Download PDF

How to Avoid becoming a Micromanager

1 Star2 Stars3 Stars4 Stars5 Stars (No Ratings Yet)
Post Views 1

exectives at work

People working in management positions across the country are always looking for ways to make their mark as managers, sometimes going too far during the process. One thing managers mistake when leading a department is that they think they must put their own personal stamp on each project performed by the department. This is the definition, a loose one, of a micromanager. A micromanager is someone who must scrutinize all aspects of the department and control what all of the employees in the department are doing during the day. The reason for this is a lack of work done by the employees or an overdeveloped ego on the part of the manager.

In an effort to obtain high standards, most micromanagers will be involved in each step of a project his or her department is in charge of completing. In almost all instances, this managing style does not work in the best interest of everyone involved. Employees will become discouraged with their jobs when they are micromanaged and the person performing the micromanaging is hurting his or her own career options. It can be very difficult to advance through the company when you are performing work that should be handled by others.

Listed below are four major signs that could help you notice when employees are being micromanaged in your office. Most of your employees will not tell you they are being micromanaged, so look for these signs often:
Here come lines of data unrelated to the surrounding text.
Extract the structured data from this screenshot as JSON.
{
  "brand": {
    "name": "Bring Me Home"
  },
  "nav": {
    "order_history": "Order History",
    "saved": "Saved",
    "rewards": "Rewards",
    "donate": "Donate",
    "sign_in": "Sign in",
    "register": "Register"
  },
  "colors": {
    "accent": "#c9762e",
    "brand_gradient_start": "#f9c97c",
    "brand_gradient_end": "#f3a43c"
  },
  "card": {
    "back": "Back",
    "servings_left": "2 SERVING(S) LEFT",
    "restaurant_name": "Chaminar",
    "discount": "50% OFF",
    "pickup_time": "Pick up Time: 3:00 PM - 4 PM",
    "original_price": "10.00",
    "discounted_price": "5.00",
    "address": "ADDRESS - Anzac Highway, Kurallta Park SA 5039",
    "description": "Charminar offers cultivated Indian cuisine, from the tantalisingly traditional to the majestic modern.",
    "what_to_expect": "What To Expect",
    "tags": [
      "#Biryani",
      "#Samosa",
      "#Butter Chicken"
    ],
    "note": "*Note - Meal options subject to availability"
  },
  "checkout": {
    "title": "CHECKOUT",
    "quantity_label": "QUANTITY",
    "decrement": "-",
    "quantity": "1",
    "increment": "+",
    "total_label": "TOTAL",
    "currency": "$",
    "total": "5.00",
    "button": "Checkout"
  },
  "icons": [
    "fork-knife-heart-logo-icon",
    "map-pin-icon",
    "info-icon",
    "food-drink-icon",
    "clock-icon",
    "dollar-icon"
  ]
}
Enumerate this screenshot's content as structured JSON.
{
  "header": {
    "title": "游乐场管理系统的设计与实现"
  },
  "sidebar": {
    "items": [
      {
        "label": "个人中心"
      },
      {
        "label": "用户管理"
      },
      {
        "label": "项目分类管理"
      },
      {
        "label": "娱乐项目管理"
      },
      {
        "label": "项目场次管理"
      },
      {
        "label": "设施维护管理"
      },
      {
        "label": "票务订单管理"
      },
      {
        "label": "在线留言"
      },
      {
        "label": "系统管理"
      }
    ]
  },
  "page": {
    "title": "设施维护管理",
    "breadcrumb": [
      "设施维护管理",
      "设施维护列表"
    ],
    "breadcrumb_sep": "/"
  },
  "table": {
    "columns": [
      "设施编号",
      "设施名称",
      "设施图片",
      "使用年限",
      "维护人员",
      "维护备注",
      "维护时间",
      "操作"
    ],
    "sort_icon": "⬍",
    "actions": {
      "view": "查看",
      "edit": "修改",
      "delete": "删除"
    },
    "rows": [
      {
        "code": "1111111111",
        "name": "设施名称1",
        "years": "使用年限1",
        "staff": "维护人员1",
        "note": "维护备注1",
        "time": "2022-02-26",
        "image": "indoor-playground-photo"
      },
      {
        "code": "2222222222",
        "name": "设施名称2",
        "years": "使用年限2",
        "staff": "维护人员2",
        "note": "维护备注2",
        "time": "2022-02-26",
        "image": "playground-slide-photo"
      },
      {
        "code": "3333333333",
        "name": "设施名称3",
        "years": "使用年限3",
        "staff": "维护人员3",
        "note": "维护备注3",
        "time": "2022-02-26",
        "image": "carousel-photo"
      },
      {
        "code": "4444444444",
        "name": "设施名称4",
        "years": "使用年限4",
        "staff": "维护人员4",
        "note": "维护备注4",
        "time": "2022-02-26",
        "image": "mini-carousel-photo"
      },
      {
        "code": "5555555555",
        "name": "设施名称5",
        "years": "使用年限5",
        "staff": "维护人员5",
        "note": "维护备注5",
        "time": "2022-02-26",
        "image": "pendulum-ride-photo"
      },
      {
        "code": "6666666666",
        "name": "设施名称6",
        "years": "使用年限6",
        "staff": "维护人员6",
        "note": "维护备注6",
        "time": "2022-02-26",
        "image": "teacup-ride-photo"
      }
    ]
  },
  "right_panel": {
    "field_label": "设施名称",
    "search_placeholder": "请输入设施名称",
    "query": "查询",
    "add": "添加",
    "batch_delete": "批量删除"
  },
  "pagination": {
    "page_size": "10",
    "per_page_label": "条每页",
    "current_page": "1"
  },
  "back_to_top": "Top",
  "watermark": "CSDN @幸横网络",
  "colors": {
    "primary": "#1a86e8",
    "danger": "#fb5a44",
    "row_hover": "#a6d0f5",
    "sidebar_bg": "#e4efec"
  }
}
The first sign is that the employees are very slow when it comes to producing work. “Usually this is because they’re so nervous about making a mistake, hearing about how they’re doing it wrong or hearing lots of unwarranted directions that they don’t need,” says Rebecca Weingarten, the president of DLC Executive Coaching and Consulting in New York.

The second sign is that the employees will not participate in meetings and if they do, they tend to push back with snide comments and remarks. “It’s a bad sign if you’re the only one talking,” says Joy Ruhmann, the president of Level Up Leadership in Raleigh, North Carolina.

The third sign is that the employees are viewed as being overly dependent on the management staff. The employees will constantly seek the advice of management and will not arrive at their own solutions because their solutions are questioned by the management staff.

The fourth sign is that micromanaged employees will produce poor results more often. “Work product becomes worse and worse as a result of your team giving up, knowing you will change their work no matter how much effort they put forth,” says Halley Bock, the CEO of Fierce Inc. in Seattle.

Described below are some tips for managers who are recovering from micromanaging habits on how to run the department.

Submit as much feedback to the employees working under you as possible. “Talk to your employees about your management style,” Bock advises. “Ask them, ‘Do you feel like you could handle these types of tasks on your own?’ If so, give them more freedom moving forward.”

Make sure the employees working for you understand what your standards are. “Identify your needs and the needs of the business or project, be candid about them and then leave it up to your employee to follow through,” Bock says.

Employees will be able to take ownership of their actions if they are given room to maneuver when working on a project.

How to Avoid becoming a Micromanager by
Authored by: Harrison Barnes